Without altering a single word, repeat the records that follow.

[App and web page records]
..........

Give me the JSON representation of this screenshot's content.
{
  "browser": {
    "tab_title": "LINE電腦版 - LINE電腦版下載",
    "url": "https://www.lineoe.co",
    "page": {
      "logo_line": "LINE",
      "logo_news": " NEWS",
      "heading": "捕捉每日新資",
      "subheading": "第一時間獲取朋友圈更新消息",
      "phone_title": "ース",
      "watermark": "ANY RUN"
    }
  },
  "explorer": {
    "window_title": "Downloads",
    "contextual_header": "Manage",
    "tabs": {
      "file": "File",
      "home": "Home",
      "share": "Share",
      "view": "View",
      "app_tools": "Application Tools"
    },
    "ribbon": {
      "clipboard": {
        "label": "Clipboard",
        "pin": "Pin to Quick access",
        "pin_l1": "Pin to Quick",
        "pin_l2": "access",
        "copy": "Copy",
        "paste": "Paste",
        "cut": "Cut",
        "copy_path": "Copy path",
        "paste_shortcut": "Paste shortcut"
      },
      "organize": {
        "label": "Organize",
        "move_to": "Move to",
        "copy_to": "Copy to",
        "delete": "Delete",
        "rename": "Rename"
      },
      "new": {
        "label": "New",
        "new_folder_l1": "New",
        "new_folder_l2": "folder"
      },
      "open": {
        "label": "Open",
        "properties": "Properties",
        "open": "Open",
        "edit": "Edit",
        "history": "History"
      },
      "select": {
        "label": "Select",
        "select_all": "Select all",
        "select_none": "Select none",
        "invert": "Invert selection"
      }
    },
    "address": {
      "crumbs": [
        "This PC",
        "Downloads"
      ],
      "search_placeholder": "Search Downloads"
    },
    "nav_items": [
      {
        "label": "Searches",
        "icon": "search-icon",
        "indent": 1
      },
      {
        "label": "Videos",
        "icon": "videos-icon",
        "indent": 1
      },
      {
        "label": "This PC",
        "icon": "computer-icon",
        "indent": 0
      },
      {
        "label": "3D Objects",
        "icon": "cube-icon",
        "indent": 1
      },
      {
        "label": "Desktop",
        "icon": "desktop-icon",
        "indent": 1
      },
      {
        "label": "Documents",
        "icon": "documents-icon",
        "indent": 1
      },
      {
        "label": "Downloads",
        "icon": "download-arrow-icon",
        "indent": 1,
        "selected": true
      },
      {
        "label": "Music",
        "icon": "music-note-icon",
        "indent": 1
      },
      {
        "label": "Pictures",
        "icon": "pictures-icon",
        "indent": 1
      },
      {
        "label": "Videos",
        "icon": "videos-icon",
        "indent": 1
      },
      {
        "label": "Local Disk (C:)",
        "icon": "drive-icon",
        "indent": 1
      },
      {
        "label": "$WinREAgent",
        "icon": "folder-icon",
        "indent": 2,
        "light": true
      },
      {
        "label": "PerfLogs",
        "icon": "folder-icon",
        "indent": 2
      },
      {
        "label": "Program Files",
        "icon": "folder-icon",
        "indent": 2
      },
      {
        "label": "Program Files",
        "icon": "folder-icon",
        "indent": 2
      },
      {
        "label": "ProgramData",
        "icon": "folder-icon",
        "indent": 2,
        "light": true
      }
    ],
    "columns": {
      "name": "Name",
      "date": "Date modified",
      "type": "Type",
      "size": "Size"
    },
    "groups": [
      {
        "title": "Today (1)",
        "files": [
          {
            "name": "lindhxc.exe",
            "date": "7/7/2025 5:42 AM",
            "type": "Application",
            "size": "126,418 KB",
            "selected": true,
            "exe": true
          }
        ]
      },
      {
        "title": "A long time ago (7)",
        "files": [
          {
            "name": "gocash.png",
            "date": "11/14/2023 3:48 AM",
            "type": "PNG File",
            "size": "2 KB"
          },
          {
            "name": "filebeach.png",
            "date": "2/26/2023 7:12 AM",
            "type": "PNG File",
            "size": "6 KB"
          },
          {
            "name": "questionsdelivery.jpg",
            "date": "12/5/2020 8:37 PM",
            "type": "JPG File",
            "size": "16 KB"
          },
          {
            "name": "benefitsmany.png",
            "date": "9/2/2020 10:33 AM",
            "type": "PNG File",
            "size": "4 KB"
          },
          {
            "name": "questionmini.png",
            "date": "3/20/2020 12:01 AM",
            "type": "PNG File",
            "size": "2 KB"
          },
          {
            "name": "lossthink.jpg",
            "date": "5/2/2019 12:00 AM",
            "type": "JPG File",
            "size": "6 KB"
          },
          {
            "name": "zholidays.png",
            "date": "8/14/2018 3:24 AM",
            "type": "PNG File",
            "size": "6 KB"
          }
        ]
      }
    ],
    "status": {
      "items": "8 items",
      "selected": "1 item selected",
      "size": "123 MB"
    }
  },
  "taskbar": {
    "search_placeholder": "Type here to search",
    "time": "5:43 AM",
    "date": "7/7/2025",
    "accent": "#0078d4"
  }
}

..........

**Reply to the exercise**
Give me the JSON representation of this screenshot's content.
{
  "browser": {
    "tab_title": "LINE電腦版 - LINE電腦版下載",
    "url": "https://www.lineoe.co",
    "page": {
      "logo_line": "LINE",
      "logo_news": " NEWS",
      "heading": "捕捉每日新資",
      "subheading": "第一時間獲取朋友圈更新消息",
      "phone_title": "ース",
      "watermark": "ANY RUN"
    }
  },
  "explorer": {
    "window_title": "Downloads",
    "contextual_header": "Manage",
    "tabs": {
      "file": "File",
      "home": "Home",
      "share": "Share",
      "view": "View",
      "app_tools": "Application Tools"
    },
    "ribbon": {
      "clipboard": {
        "label": "Clipboard",
        "pin": "Pin to Quick access",
        "pin_l1": "Pin to Quick",
        "pin_l2": "access",
        "copy": "Copy",
        "paste": "Paste",
        "cut": "Cut",
        "copy_path": "Copy path",
        "paste_shortcut": "Paste shortcut"
      },
      "organize": {
        "label": "Organize",
        "move_to": "Move to",
        "copy_to": "Copy to",
        "delete": "Delete",
        "rename": "Rename"
      },
      "new": {
        "label": "New",
        "new_folder_l1": "New",
        "new_folder_l2": "folder"
      },
      "open": {
        "label": "Open",
        "properties": "Properties",
        "open": "Open",
        "edit": "Edit",
        "history": "History"
      },
      "select": {
        "label": "Select",
        "select_all": "Select all",
        "select_none": "Select none",
        "invert": "Invert selection"
      }
    },
    "address": {
      "crumbs": [
        "This PC",
        "Downloads"
      ],
      "search_placeholder": "Search Downloads"
    },
    "nav_items": [
      {
        "label": "Searches",
        "icon": "search-icon",
        "indent": 1
      },
      {
        "label": "Videos",
        "icon": "videos-icon",
        "indent": 1
      },
      {
        "label": "This PC",
        "icon": "computer-icon",
        "indent": 0
      },
      {
        "label": "3D Objects",
        "icon": "cube-icon",
        "indent": 1
      },
      {
        "label": "Desktop",
        "icon": "desktop-icon",
        "indent": 1
      },
      {
        "label": "Documents",
        "icon": "documents-icon",
        "indent": 1
      },
      {
        "label": "Downloads",
        "icon": "download-arrow-icon",
        "indent": 1,
        "selected": true
      },
      {
        "label": "Music",
        "icon": "music-note-icon",
        "indent": 1
      },
      {
        "label": "Pictures",
        "icon": "pictures-icon",
        "indent": 1
      },
      {
        "label": "Videos",
        "icon": "videos-icon",
        "indent": 1
      },
      {
        "label": "Local Disk (C:)",
        "icon": "drive-icon",
        "indent": 1
      },
      {
        "label": "$WinREAgent",
        "icon": "folder-icon",
        "indent": 2,
        "light": true
      },
      {
        "label": "PerfLogs",
        "icon": "folder-icon",
        "indent": 2
      },
      {
        "label": "Program Files",
        "icon": "folder-icon",
        "indent": 2
      },
      {
        "label": "Program Files",
        "icon": "folder-icon",
        "indent": 2
      },
      {
        "label": "ProgramData",
        "icon": "folder-icon",
        "indent": 2,
        "light": true
      }
    ],
    "columns": {
      "name": "Name",
      "date": "Date modified",
      "type": "Type",
      "size": "Size"
    },
    "groups": [
      {
        "title": "Today (1)",
        "files": [
          {
            "name": "lindhxc.exe",
            "date": "7/7/2025 5:42 AM",
            "type": "Application",
            "size": "126,418 KB",
            "selected": true,
            "exe": true
          }
        ]
      },
      {
        "title": "A long time ago (7)",
        "files": [
          {
            "name": "gocash.png",
            "date": "11/14/2023 3:48 AM",
            "type": "PNG File",
            "size": "2 KB"
          },
          {
            "name": "filebeach.png",
            "date": "2/26/2023 7:12 AM",
            "type": "PNG File",
            "size": "6 KB"
          },
          {
            "name": "questionsdelivery.jpg",
            "date": "12/5/2020 8:37 PM",
            "type": "JPG File",
            "size": "16 KB"
          },
          {
            "name": "benefitsmany.png",
            "date": "9/2/2020 10:33 AM",
            "type": "PNG File",
            "size": "4 KB"
          },
          {
            "name": "questionmini.png",
            "date": "3/20/2020 12:01 AM",
            "type": "PNG File",
            "size": "2 KB"
          },
          {
            "name": "lossthink.jpg",
            "date": "5/2/2019 12:00 AM",
            "type": "JPG File",
            "size": "6 KB"
          },
          {
            "name": "zholidays.png",
            "date": "8/14/2018 3:24 AM",
            "type": "PNG File",
            "size": "6 KB"
          }
        ]
      }
    ],
    "status": {
      "items": "8 items",
      "selected": "1 item selected",
      "size": "123 MB"
    }
  },
  "taskbar": {
    "search_placeholder": "Type here to search",
    "time": "5:43 AM",
    "date": "7/7/2025",
    "accent": "#0078d4"
  }
}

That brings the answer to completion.